Speaking to AllThingsD‘s Ina Fried, the Google executive said of possible retail locations:
“Google has no plans and we have nothing to announce.”
In explaining why Google does not require retail stores, Rubin proclaims that consumers “don’t have to go in the store and feel [products] anymore.” It is a strange argument seeing as most analysts and customers have complained about the lack of hands on availability for some newer Google products.
In fact, a well received piece by TechCrunch‘s MG Siegler recently suggested that “average consumers are never going to buy [Google's] projects online without having tried them first.”

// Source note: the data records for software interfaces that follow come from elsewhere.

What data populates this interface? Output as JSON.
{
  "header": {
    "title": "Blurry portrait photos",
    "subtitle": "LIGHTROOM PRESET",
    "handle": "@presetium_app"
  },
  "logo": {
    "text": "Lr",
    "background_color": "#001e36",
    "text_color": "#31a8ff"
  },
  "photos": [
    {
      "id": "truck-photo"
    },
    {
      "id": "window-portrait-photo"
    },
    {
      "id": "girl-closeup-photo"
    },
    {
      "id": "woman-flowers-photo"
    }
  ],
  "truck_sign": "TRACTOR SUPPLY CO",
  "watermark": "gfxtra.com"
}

It is that very hands-on desire that drove more than 325 million people to Apple retail stores in 2012, a new record for the tech giant. Apple credits iPad adoption to its in-store displays and their hands-on availability.
It is that very type of hands on experience many users may yearn for when attempting to choose between Windows 8, Mac OS X, and Google Chrome OS devices.

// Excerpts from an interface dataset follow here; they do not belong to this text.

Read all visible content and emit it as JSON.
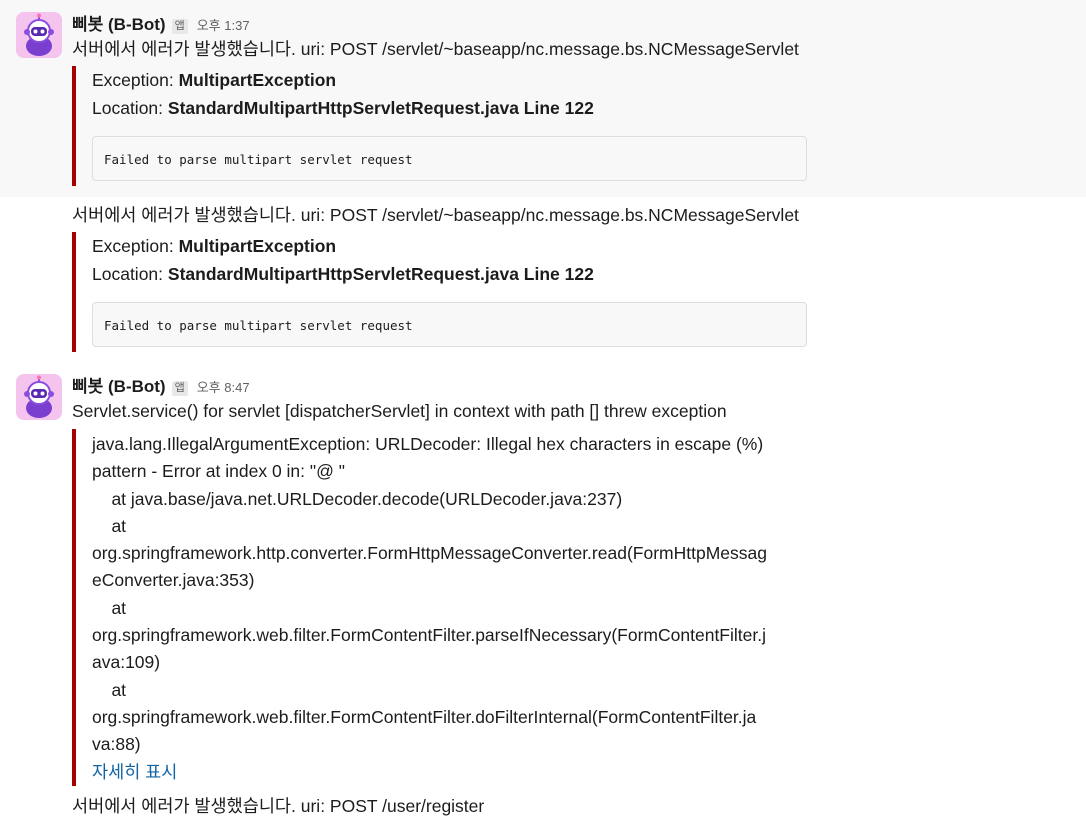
{
  "bot": {
    "name": "삐봇 (B-Bot)",
    "app_badge": "앱",
    "avatar_icon": "robot-avatar-icon"
  },
  "messages": [
    {
      "time": "오후 1:37",
      "text": "서버에서 에러가 발생했습니다. uri: POST /servlet/~baseapp/nc.message.bs.NCMessageServlet",
      "exception_label": "Exception: ",
      "exception_value": "MultipartException",
      "location_label": "Location: ",
      "location_value": "StandardMultipartHttpServletRequest.java Line 122",
      "code": "Failed to parse multipart servlet request"
    },
    {
      "text": "서버에서 에러가 발생했습니다. uri: POST /servlet/~baseapp/nc.message.bs.NCMessageServlet",
      "exception_label": "Exception: ",
      "exception_value": "MultipartException",
      "location_label": "Location: ",
      "location_value": "StandardMultipartHttpServletRequest.java Line 122",
      "code": "Failed to parse multipart servlet request"
    },
    {
      "time": "오후 8:47",
      "text": "Servlet.service() for servlet [dispatcherServlet] in context with path [] threw exception",
      "trace": [
        "java.lang.IllegalArgumentException: URLDecoder: Illegal hex characters in escape (%)",
        "pattern - Error at index 0 in: \"@ \"",
        "    at java.base/java.net.URLDecoder.decode(URLDecoder.java:237)",
        "    at",
        "org.springframework.http.converter.FormHttpMessageConverter.read(FormHttpMessag",
        "eConverter.java:353)",
        "    at",
        "org.springframework.web.filter.FormContentFilter.parseIfNecessary(FormContentFilter.j",
        "ava:109)",
        "    at",
        "org.springframework.web.filter.FormContentFilter.doFilterInternal(FormContentFilter.ja",
        "va:88)"
      ],
      "show_more": "자세히 표시"
    },
    {
      "text": "서버에서 에러가 발생했습니다. uri: POST /user/register"
    }
  ],
  "colors": {
    "attachment_bar": "#a30200",
    "link": "#1264a3",
    "hover_bg": "#f8f8f8"
  }
}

Rubin, in the meantime, believes that Google can create enough online tools and provide enough positive online reviews of its products to drive sales. Andy Rubin also believes that customers will continue to buy more products based on word-of-mouth and social networking suggestions from friends, family members, and co-workers.
Rubin also admits that the Google Nexus program is not “far enough along to think about the necessity of having these things in a retail store.”
So, perhaps the question shouldn’t be whether or not Google will bring products to a Google retail store but how long it will experiment and grow its hardware lines before such stores are necessary.
Google already offers some in-store displays that serve as a mini-Google showroom for its various product lines.